An LPA is a legal document that lets you appoint someone you trust as an ‘attorney’ to make decisions on your behalf.
It can be drawn up at any time while you have mental capacity, the LPA must be registered with the court before it can be used regardless of the donor’s mental capacity. In order for the document to be registered, it will need to be accompanied by a certificate confirming that the donor understands the effect of the LPA and that there is no fraud or undue pressure on the donor.  Riverglen Financial Associates recommend that you seek legal guidance in establishing a Power of Attorney
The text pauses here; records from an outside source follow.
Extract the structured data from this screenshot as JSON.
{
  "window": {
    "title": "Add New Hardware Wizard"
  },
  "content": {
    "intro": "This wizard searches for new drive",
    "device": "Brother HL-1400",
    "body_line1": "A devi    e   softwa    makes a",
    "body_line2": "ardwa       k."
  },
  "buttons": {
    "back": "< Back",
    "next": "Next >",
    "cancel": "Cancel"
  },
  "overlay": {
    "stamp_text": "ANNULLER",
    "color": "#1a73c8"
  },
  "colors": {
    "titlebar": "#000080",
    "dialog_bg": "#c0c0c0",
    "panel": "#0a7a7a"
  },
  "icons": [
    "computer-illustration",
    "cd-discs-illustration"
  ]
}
A registered LPA can be used at any time, whether you have the mental ability to act for yourself or not. A donor can revoke their LPA at any time provided they have the mental capacity to do so.

You can create two types of LPA:
• Property and Affairs LPA
• Personal Welfare LPA

Property and Affairs LPA

A Property and Affairs LPA allows you to choose someone to make decisions about how to spend your money and the way your property and affairs are managed.

Personal Welfare LPA

A Personal Welfare LPA allows you to choose someone to make decisions about your healthcare and welfare. This includes decisions to refuse or consent to treatment on your behalf and deciding where you live. These decisions can only be taken on your behalf when the LPA is registered and you lack the capacity to make the decisions yourself.